When Warner Bros. announced it was backing Blu-ray exclusively last month, it dealt a severe, possibly fatal blow to HD DVD. (Warning: link contains adult language.) Despite Toshiba's deep discounting of HD DVD players and a heavily promoted, unevenly fulfilled 5-free-HD DVD promotion, the biggest distributor of home video in the US had signed on to support the Sony-backed format. That left just two movie studios, Universal and Paramount, backing HD DVD along with Microsoft.
It was widely rumored that Microsoft would unveil a HD DVD-drive-equipped Xbox 360 at this year's Consumer Electronics Show. However, when the machine failed to materialize during Bill Gates' keynote speech, many took somewhat ambivalent comments by Xbox marketing manager Albert Penello as softening support for the format.
But while Microsoft quickly reiterated its support for HD DVD, the company has now made a move which sends mixed messages about its backing of the format. Today, Microsoft announced that the HD DVD add-on for the 360 will cost only $129.99, at steep $50 across-the-board drop from its previous $179.99 price point. The move comes two months after several retailers already dropped the add-on to $129.99 unilaterally.
Is Microsoft's move a sign of further support for the format? Or does it betray a desire to clear off its stock of the peripheral before Universal and Paramount's HD DVD deals expire? According to Microsoft, it is most definitely the former.
"This move is based on continuing the success of HD DVD in the market and responding to consumer demand as experienced during the fourth quarter and Toshiba's recent price moves which increased their player sales significantly," a rep for the company told GameSpot. "Clearly pricing is the most critical determinant in a consumer's purchasing decision and we're simply responding to the market. Also, given the production efficiencies inherent in the HD DVD format, we're able to suggest more cost-effective pricing, especially as sales volumes increase."

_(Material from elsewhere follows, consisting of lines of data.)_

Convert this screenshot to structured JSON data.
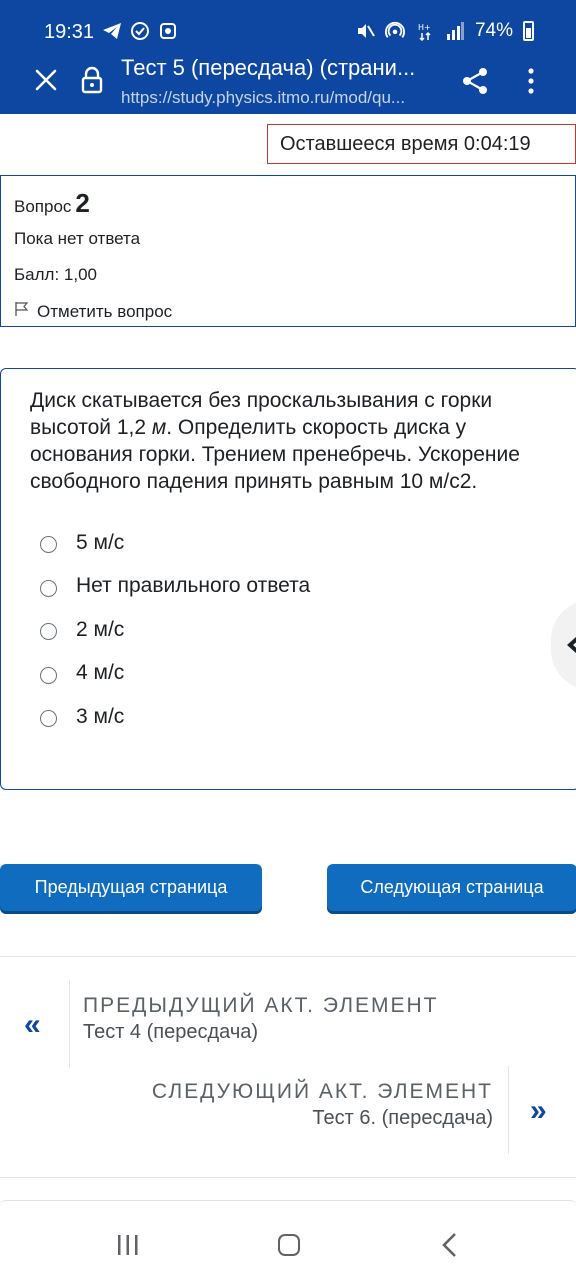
{
  "status_bar": {
    "time": "19:31",
    "battery": "74%",
    "icons": [
      "telegram-icon",
      "check-circle-icon",
      "notification-icon",
      "mute-icon",
      "hotspot-icon",
      "data-icon",
      "signal-icon",
      "battery-icon"
    ]
  },
  "browser": {
    "title": "Тест 5 (пересдача) (страни...",
    "url": "https://study.physics.itmo.ru/mod/qu...",
    "theme_color": "#0d47a1"
  },
  "timer": {
    "text": "Оставшееся время 0:04:19"
  },
  "question_info": {
    "label": "Вопрос",
    "number": "2",
    "state": "Пока нет ответа",
    "grade": "Балл: 1,00",
    "flag_label": "Отметить вопрос"
  },
  "question": {
    "text_part1": "Диск скатывается без проскальзывания с горки высотой 1,2 ",
    "text_italic": "м",
    "text_part2": ". Определить скорость диска у основания горки. Трением пренебречь. Ускорение свободного падения принять равным 10 м/с2.",
    "answers": [
      {
        "label": "5 м/с",
        "selected": false
      },
      {
        "label": "Нет правильного ответа",
        "selected": false
      },
      {
        "label": "2 м/с",
        "selected": false
      },
      {
        "label": "4 м/с",
        "selected": false
      },
      {
        "label": "3 м/с",
        "selected": false
      }
    ]
  },
  "navigation": {
    "prev_button": "Предыдущая страница",
    "next_button": "Следующая страница",
    "button_color": "#0f6cbf"
  },
  "activity_nav": {
    "prev_kicker": "ПРЕДЫДУЩИЙ АКТ. ЭЛЕМЕНТ",
    "prev_name": "Тест 4 (пересдача)",
    "prev_arrow": "«",
    "next_kicker": "СЛЕДУЮЩИЙ АКТ. ЭЛЕМЕНТ",
    "next_name": "Тест 6. (пересдача)",
    "next_arrow": "»"
  }
}
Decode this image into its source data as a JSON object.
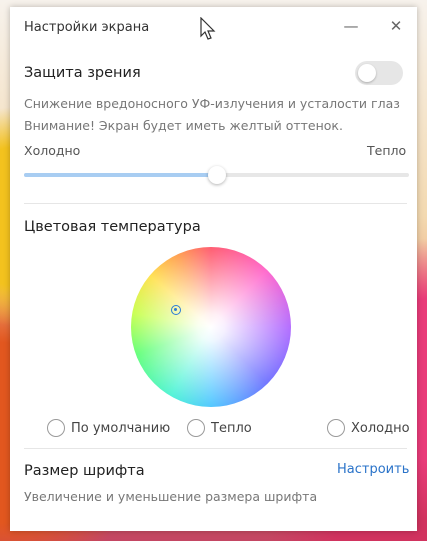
{
  "window": {
    "title": "Настройки экрана"
  },
  "eye_protection": {
    "title": "Защита зрения",
    "description_line1": "Снижение вредоносного УФ-излучения и усталости глаз",
    "description_line2": "Внимание! Экран будет иметь желтый оттенок.",
    "enabled": false,
    "slider": {
      "left_label": "Холодно",
      "right_label": "Тепло",
      "value_percent": 50
    }
  },
  "color_temperature": {
    "title": "Цветовая температура",
    "options": [
      {
        "label": "По умолчанию",
        "selected": false
      },
      {
        "label": "Тепло",
        "selected": false
      },
      {
        "label": "Холодно",
        "selected": false
      }
    ]
  },
  "font_size": {
    "title": "Размер шрифта",
    "action_label": "Настроить",
    "description": "Увеличение и уменьшение размера шрифта"
  },
  "colors": {
    "accent": "#2a73c9",
    "slider_fill": "#a8cdf2"
  }
}
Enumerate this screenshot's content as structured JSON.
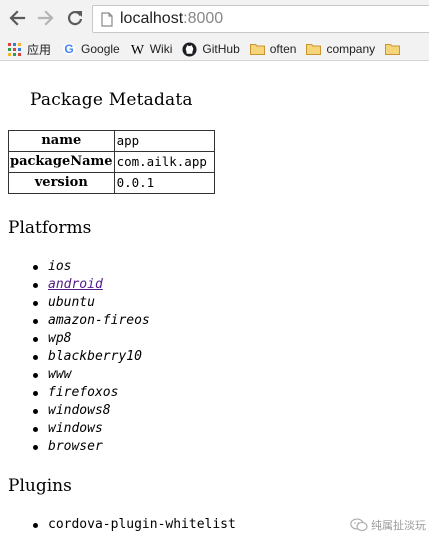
{
  "browser": {
    "url_host": "localhost",
    "url_port": ":8000",
    "bookmarks": [
      {
        "label": "应用",
        "icon": "apps-grid-icon"
      },
      {
        "label": "Google",
        "icon": "google-icon"
      },
      {
        "label": "Wiki",
        "icon": "wikipedia-icon"
      },
      {
        "label": "GitHub",
        "icon": "github-icon"
      },
      {
        "label": "often",
        "icon": "folder-icon"
      },
      {
        "label": "company",
        "icon": "folder-icon"
      }
    ]
  },
  "page": {
    "metadata_title": "Package Metadata",
    "metadata": [
      {
        "key": "name",
        "value": "app"
      },
      {
        "key": "packageName",
        "value": "com.ailk.app"
      },
      {
        "key": "version",
        "value": "0.0.1"
      }
    ],
    "platforms_heading": "Platforms",
    "platforms": [
      {
        "label": "ios",
        "link": false
      },
      {
        "label": "android",
        "link": true
      },
      {
        "label": "ubuntu",
        "link": false
      },
      {
        "label": "amazon-fireos",
        "link": false
      },
      {
        "label": "wp8",
        "link": false
      },
      {
        "label": "blackberry10",
        "link": false
      },
      {
        "label": "www",
        "link": false
      },
      {
        "label": "firefoxos",
        "link": false
      },
      {
        "label": "windows8",
        "link": false
      },
      {
        "label": "windows",
        "link": false
      },
      {
        "label": "browser",
        "link": false
      }
    ],
    "plugins_heading": "Plugins",
    "plugins": [
      {
        "label": "cordova-plugin-whitelist"
      }
    ]
  },
  "watermark": {
    "text": "纯属扯淡玩"
  },
  "colors": {
    "visited_link": "#551a8b",
    "chrome_bg": "#f2f2f2",
    "folder": "#e8b84a"
  }
}
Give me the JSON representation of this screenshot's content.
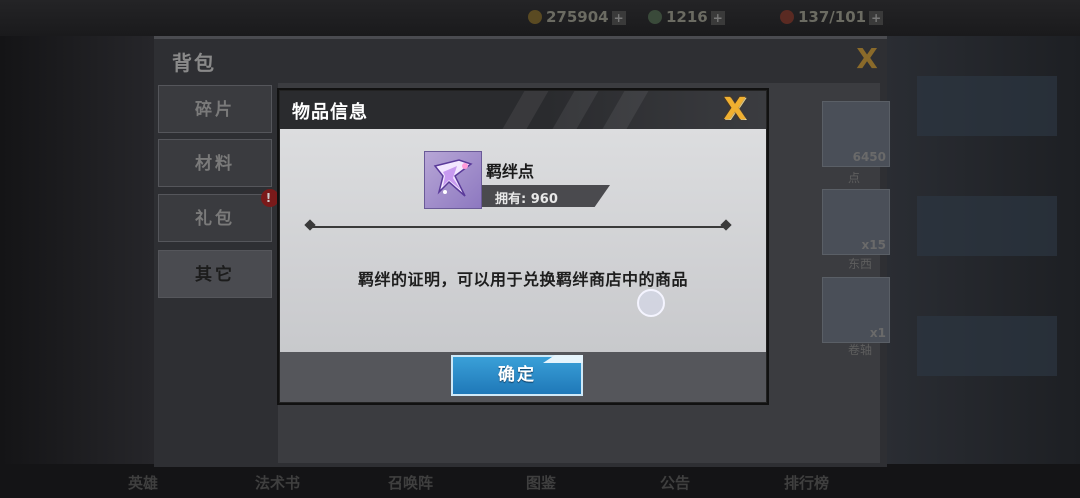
{
  "background": {
    "currencies": [
      {
        "name": "coin-icon",
        "value": "275904"
      },
      {
        "name": "gem-icon",
        "value": "1216"
      },
      {
        "name": "stamina-icon",
        "value": "137/101"
      }
    ],
    "bottom_nav": [
      "英雄",
      "法术书",
      "召唤阵",
      "图鉴",
      "公告",
      "排行榜"
    ]
  },
  "backpack": {
    "title": "背包",
    "close_label": "X",
    "tabs": [
      {
        "label": "碎片",
        "active": false
      },
      {
        "label": "材料",
        "active": false
      },
      {
        "label": "礼包",
        "active": false,
        "badge": "!"
      },
      {
        "label": "其它",
        "active": true
      }
    ],
    "slots": [
      {
        "count": "6450",
        "label": "点"
      },
      {
        "count": "x15",
        "label": "东西"
      },
      {
        "count": "x1",
        "label": "卷轴"
      }
    ]
  },
  "item_info": {
    "title": "物品信息",
    "close_label": "X",
    "item_name": "羁绊点",
    "owned_text": "拥有: 960",
    "description": "羁绊的证明，可以用于兑换羁绊商店中的商品",
    "confirm_label": "确定"
  },
  "colors": {
    "modal_header": "#2a2b2e",
    "close_gold": "#f0b030",
    "confirm_blue": "#2a8ccb",
    "icon_purple": "#a48fcc"
  }
}
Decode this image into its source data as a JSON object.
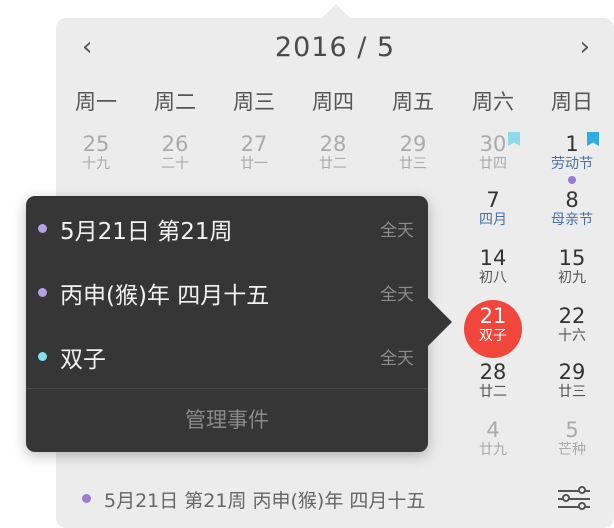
{
  "header": {
    "prev_icon": "‹",
    "next_icon": "›",
    "title": "2016 / 5"
  },
  "weekdays": [
    "周一",
    "周二",
    "周三",
    "周四",
    "周五",
    "周六",
    "周日"
  ],
  "days": {
    "apr25": {
      "num": "25",
      "sub": "十九"
    },
    "apr26": {
      "num": "26",
      "sub": "二十"
    },
    "apr27": {
      "num": "27",
      "sub": "廿一"
    },
    "apr28": {
      "num": "28",
      "sub": "廿二"
    },
    "apr29": {
      "num": "29",
      "sub": "廿三"
    },
    "apr30": {
      "num": "30",
      "sub": "廿四"
    },
    "may1": {
      "num": "1",
      "sub": "劳动节"
    },
    "may7": {
      "num": "7",
      "sub": "四月"
    },
    "may8": {
      "num": "8",
      "sub": "母亲节"
    },
    "may14": {
      "num": "14",
      "sub": "初八"
    },
    "may15": {
      "num": "15",
      "sub": "初九"
    },
    "may21": {
      "num": "21",
      "sub": "双子"
    },
    "may22": {
      "num": "22",
      "sub": "十六"
    },
    "may28": {
      "num": "28",
      "sub": "廿二"
    },
    "may29": {
      "num": "29",
      "sub": "廿三"
    },
    "jun4": {
      "num": "4",
      "sub": "廿九"
    },
    "jun5": {
      "num": "5",
      "sub": "芒种"
    }
  },
  "tooltip": {
    "events": [
      {
        "title": "5月21日 第21周",
        "allday": "全天",
        "color": "#b7a0e8"
      },
      {
        "title": "丙申(猴)年 四月十五",
        "allday": "全天",
        "color": "#b7a0e8"
      },
      {
        "title": "双子",
        "allday": "全天",
        "color": "#7fe3ee"
      }
    ],
    "manage_label": "管理事件"
  },
  "footer": {
    "text": "5月21日 第21周 丙申(猴)年 四月十五",
    "settings_icon": "sliders-icon"
  },
  "colors": {
    "today": "#f0463c",
    "event_dot": "#9a7bd6",
    "tooltip_bg": "#363636",
    "panel_bg": "#ececec"
  }
}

UPDATE: Microsoft has also dropped the price of its 360 HD DVD add-on in Australia. Formerly A$249.95 ($223), the HD DVD add-on will now retail for A$129.95.